Reyer was a traffic radar instructor for his department, and started Radarbusters in 1998 when he retired after 20 years. The goal was to review products and help people avoid tickets, he said.

Drivers, at all costs, must stay away from another anti-radar device known as a jammer. Being in possession of one, even if it is not being used, is a felony throughout the country. Jammers work by sending out a similar frequency to the one police use. The slight variation in the frequency confuses the radar and causes it to shut down.

"It's illegal to jam or attempt to jam a police radar," Reyer said.

Laser technology

Lidar works similarly to radar, using the same technology surveyors use to measure speeds and distances.

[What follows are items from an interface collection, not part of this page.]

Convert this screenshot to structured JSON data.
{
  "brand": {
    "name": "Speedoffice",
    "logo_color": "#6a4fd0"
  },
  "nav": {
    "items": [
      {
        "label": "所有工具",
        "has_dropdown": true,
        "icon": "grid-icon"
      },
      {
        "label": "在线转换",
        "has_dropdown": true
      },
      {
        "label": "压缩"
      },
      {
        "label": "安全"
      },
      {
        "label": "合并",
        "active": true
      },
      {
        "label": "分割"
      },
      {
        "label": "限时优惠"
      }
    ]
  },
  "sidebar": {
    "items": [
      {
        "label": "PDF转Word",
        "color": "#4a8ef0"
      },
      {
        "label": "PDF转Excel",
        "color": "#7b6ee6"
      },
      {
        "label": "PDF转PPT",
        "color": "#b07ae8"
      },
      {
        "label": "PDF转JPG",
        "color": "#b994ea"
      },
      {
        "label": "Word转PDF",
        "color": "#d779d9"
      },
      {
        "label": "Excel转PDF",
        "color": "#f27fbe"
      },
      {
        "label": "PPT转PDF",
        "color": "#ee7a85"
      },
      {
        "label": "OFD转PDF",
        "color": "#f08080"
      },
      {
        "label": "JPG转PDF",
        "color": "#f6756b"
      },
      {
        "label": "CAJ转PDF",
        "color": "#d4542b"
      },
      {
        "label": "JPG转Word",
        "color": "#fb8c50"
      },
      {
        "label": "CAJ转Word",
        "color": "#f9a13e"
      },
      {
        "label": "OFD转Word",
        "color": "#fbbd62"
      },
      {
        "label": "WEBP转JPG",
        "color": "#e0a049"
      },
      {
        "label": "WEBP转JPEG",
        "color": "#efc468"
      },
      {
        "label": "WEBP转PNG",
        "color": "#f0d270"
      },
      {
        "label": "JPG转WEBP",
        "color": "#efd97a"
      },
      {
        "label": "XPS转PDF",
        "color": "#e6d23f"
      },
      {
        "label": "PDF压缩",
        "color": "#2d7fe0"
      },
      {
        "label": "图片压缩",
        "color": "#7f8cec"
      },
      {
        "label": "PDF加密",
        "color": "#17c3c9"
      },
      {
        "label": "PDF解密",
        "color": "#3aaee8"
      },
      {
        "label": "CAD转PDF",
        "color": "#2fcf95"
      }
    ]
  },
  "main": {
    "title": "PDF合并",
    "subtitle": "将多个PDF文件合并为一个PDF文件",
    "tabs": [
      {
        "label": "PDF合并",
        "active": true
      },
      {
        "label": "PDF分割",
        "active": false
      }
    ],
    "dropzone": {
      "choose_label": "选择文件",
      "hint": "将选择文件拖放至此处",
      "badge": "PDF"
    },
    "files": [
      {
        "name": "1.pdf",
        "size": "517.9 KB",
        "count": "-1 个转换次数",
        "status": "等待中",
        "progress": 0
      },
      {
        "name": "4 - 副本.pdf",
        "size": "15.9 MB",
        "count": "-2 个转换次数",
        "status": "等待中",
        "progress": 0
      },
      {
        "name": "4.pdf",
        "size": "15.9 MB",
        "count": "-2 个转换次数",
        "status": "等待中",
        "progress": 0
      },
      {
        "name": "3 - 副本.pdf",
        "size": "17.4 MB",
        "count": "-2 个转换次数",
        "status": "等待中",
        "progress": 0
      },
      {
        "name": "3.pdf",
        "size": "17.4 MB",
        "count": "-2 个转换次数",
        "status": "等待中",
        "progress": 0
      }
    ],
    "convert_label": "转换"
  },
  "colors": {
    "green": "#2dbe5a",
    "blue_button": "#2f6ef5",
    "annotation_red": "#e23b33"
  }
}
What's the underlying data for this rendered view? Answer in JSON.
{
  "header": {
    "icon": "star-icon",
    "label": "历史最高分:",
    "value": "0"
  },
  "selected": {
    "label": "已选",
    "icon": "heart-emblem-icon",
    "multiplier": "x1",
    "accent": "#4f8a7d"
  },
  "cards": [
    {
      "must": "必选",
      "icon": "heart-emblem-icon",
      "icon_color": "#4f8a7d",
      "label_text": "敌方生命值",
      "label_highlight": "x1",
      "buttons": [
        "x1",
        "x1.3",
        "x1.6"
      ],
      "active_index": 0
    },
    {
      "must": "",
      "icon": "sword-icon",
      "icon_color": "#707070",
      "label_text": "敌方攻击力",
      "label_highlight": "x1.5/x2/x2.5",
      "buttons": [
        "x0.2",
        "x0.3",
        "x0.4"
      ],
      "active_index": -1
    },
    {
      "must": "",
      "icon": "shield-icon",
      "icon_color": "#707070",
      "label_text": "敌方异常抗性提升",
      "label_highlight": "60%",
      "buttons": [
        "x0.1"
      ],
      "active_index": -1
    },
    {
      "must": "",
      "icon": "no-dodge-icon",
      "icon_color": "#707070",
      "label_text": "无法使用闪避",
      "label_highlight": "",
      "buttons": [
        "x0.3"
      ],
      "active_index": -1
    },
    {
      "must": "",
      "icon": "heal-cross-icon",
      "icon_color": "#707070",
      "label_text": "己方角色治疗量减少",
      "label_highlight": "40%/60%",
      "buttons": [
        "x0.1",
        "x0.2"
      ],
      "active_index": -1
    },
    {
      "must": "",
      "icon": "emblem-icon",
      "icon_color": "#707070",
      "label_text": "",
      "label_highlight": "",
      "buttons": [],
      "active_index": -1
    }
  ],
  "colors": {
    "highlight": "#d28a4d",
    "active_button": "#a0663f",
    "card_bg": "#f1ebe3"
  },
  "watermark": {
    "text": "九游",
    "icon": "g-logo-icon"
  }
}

An officer spots a speeding vehicle in a viewfinder and a sensor measures the time it takes for a beam of light to bounce off the car and return, displaying the vehicle's speed.

Lidar is always mounted to a vehicle.

Police say there are several advantages to the newer technology. The lasers allow officers to spot and pick off individual speeders from 1,000 feet away. Even if the driver knows a lidar is nearby -- lidar detectors do exist, Reyer said -- it's already too late.

"A laser detector is just going to tell you 'pull over, you got a ticket,'" he said.

The disadvantage for police is that the gun has to be pointed at a specific vehicle to get a reading. At its maximum, the beam is about one foot in diameter.

The only effective way to get past a lidar, Reyer said, is an active laser jammer. It works like this: Say a lidar is a flashlight pointing at you. A jammer is a massive spotlight pointing right back at the lidar, overpowering it.

It's 100 percent effective, he said, and there are no federal laws that prohibit it. However, several states, including California, have laws that outlaw lidar jammers.

The third tool police can use is called visual average speed computer and recorder, or vascar for short. Police can do this with a computer or a stopwatch: All they need is the distance from Point A to Point B and the time it took to get from A to B going the speed limit. If someone else drives the distance in less time, they are speeding.

Vascar is illegal in California and is considered entrapment under the vehicle code, Creel said.

Tips for a ticketless life

Even the best radar detector is imperfect when police use "instant-on radar."

"An officer has radar in standby mode until he sees you coming down the road and turns it on," Reyer said.

While in standby, the radar does not emit a continuous signal.

"A person with a cheap detector will not be able to pick that up," he said. "A person who has a high-end radar detector (might)."

The good news for drivers using radar detectors is that police don't have an ace up their sleeves as to how to beat those detectors. Law enforcement across the country are allowed only three bands of frequency for radar.

"There's no available radio spectrum they can come up with," Reyer said.

Although radar will pick up any moving object, lidar works better with easily reflectable surfaces. Dark colors soak in light.

"It makes it more difficult to obtain a reading," Reyer said.

A few car painters, however, said they have never heard of black cars blocking laser speed guns completely.

"As far as I know, it doesn't help," said Miracle Auto Painting and Body car painter Jeff Jacobson, who has been painting automobiles for 30 years.

Reyer's company sells a special coating that he said can reduce laser sensitivity by up to 75 percent, he said.

A few car accessory companies have come up with license plate holders that diffuse laser guns. What those companies don't say is that a laser can point to any other portion of a car for an accurate reading.

Overall, drivers who speed every day are going to get caught sooner or later, police say.

"We give people with radar and lidar detectors tickets all the time," Creel said.

Reyer agreed that there is no secret strategy to avoid all tickets.

"The only foolproof way is not to speed," he said. "The bottom line is paying attention while you are driving."


Alameda County Sheriff: Instant-on radar

California Highway Patrol: Instant-on radar and lidar

Danville: Instant-on radar and lidar

Dublin: Instant-on radar, radar and lidar

Livermore: Instant-on radar and lidar

Pleasanton: Radar

San Ramon: Radar and lidar

Tracy: Radar